These three shafts were really a diversion, an attempt to avoid a huge, dangerously and loosely poised boulder in the fourth shaft., to which we now turned our attention.  Using the same tree belay we abseiled down to a deeper part of the doline, and then down into a shaft, 10m in earth, rotting leaves and loose  blocks, then a steep slippery 10m mud slope brought us to the floor, a wide expanse of gravel and cobbles.  To one side a window looked into a daylight shaft blowing a cool draught from the confined depths, at least another 5m below our floor.  A larger window in the opposite wall of the main shaft looked into another passage.  Yet a third passage, this with a good cool outwards draught, led straight ahead. About 20m along here, clambering amongst earthy, loose boulders, we descended to a trickle of a stream. Unfortunately further boulders made the route impenetrable at this level.  Up and down, over and around the boulders brought us after 50m to the 'Henry' apparently, supported on a pin-point of rock and little else.  Not wishing to go near it I looked carefully at all the other ridiculous possibilities of reaching the obvious passage above the boulder, but nothing went.  Eventually, someone, perhaps less experienced than me in the art of self-preservation, kicked the offending boulder's only support.  Not a breath, not a sound, not a heart beat.  The 'Henry' withstood another kick and another. Safe as houses - indeed, safer than some!  Squeezing between the 'Henry' and the wall I succeeded at the second attempt, after much thrutching and no technique, in safely reaching the top.  The ideal 'eyehole', in which I rigged a tape for the others and for my return journey, broke immediately when I put a strain on it, so I was left to explore on my own,

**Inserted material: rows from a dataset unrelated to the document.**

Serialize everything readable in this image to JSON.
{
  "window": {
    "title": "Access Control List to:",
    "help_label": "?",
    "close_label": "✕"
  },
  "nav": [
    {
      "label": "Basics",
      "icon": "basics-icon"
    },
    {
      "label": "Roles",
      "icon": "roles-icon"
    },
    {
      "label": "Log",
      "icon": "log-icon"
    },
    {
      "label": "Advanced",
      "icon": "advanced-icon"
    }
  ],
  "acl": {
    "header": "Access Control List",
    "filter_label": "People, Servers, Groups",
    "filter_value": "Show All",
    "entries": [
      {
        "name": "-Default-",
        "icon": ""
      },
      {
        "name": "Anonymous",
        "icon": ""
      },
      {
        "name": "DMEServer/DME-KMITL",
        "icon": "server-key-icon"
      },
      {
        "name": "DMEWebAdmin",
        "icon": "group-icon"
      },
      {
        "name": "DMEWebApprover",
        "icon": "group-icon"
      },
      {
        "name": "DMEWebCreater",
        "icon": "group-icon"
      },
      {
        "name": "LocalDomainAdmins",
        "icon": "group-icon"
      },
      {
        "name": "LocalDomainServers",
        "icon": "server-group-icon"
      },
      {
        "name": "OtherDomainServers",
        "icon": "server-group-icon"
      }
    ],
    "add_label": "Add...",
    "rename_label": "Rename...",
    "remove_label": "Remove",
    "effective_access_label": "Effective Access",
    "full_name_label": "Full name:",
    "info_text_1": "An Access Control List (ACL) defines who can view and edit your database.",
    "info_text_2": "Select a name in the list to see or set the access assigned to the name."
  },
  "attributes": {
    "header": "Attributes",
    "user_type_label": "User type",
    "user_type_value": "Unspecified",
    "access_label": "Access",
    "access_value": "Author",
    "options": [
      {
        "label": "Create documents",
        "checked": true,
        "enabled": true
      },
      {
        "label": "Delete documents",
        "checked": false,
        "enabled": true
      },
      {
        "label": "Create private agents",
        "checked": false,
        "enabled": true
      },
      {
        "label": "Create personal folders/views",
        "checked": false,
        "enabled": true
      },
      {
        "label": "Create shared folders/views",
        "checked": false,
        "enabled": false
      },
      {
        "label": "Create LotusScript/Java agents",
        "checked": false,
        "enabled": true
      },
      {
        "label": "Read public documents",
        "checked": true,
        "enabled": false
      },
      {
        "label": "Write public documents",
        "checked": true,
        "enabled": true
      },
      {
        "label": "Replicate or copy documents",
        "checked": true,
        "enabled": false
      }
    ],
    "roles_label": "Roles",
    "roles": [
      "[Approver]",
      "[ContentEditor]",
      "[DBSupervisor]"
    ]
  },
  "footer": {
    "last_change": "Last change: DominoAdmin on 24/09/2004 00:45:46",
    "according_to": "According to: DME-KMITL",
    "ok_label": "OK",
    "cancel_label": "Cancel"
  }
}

A 10m long chamber, whose boulder floor was layered with an earthy veneer, had two ways on.  One seemed to head back towards the entrance doline complex, while the other, a walking sized rift, carried the draught and headed into the hill.  After a few easily crossed hollows in the earthy floor I reached a pitch requiring tackle.  My carbide began to fade at this moment too - a suitable point to return.

Out of the cave, and the doline de-tackled, dusk was fast approaching, so we rushed back through the bush in record time, in spite of briefly losing our way in the gloom a couple of times.  We reached the cars in the dark, to the sound of owls starting their nightly chorus.

So, although a crucial bit of a cave had been pushed and overcome, we only had a few tens of metres to our credit.  With so few cavers in Buller, with the cave regions away from the centres of population, and with cave sites being guarded by so many miles of dense bush, detailed knowledge of cave systems, development and hydrology will take decades.

Graham Wilton-Jones